The authors explored the impact of severe and prolonged droughts on gendered livelihood transitions, women’s social and financial wellbeing, and sexual and reproductive health (SRH) outcomes in two Zambian provinces through in-depth interviews and focus group discussions with 165 adult women and men in five drought-affected districts, and key informant interviews with civic leaders and healthcare providers. Across districts, participants emphasized the toll drought had taken on their livelihoods and communities, leaving farming households with reduced income and food, with many turning to alternative income sources. Female-headed households were perceived as particularly vulnerable to drought, as women’s breadwinning and caregiving responsibilities increased, especially in households where women’s partners out-migrated in search of employment. As household incomes declined, women and girls’ vulnerabilities increased: young children increasingly entered the workforce, and young girls were married when families could not afford school fees and struggled to support them financially. With less income due to drought, many participants could not afford travel to health facilities or resorted to purchasing health commodities, including for family planning, from private retail pharmacies when unavailable from government facilities. Women expressed desires for smaller families, fearing drought would constrain their capacity to support larger families. While participants cited some ongoing activities in their communities to support climate change adaptation, most acknowledged current interventions were insufficient.
Burundian state hospitals are reported to routinely detain patients who are unable to pay their hospital bills, the Human Rights Watch and the Burundian Association for the Protection of Human Rights and Detained Persons said in a report released in September. The patients can be detained for weeks or even months in abysmal conditions. This practice is reported to highlight broader problems of the health system in Burundi, where patients have to pay for their own treatment. The organisations called on the Burundian government to end the practice and to make access to health care for all Burundians a central part of its new Poverty Reduction Strategy Paper.

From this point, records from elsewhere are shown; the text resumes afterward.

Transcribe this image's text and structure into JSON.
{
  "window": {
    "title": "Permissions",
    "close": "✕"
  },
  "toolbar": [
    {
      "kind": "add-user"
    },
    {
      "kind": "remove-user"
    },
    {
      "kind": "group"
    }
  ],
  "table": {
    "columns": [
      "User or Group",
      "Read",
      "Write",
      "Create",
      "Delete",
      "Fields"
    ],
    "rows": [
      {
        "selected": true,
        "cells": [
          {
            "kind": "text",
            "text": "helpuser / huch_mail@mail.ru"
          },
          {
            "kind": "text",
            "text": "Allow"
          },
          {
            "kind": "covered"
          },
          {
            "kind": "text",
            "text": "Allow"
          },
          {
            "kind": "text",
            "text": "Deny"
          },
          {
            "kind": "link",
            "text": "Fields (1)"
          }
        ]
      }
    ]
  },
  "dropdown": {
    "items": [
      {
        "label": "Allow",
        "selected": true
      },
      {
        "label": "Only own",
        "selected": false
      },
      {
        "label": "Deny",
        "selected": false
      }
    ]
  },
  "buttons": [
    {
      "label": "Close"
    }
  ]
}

The campaign on Accelerated Reduction of Maternal Mortality in Africa (CARMMA) was launched at Osindisweni Hospital in Ethekwini District, KwaZulu-Natal Province on 4 May 2012. CARMMA aims to accelerate the implementation of activities to stem maternal and child mortality and meet Africa’s targets for Millennium Development Goals four and five - to reduce by three quarters the maternal mortality rate and to reduce by two thirds the child mortality rate between 1990 and 2015. South Africa has a rising maternal mortality rate, yet it is one of the last countries in southern Africa to implement the campaign since it was started in 2009. In many of the countries, the national champions of CARMMA or the national authorities have committed to follow-up activities to intensify the reduction of maternal mortality in their countries, including Malawi, Zambia, Rwanda and Swaziland.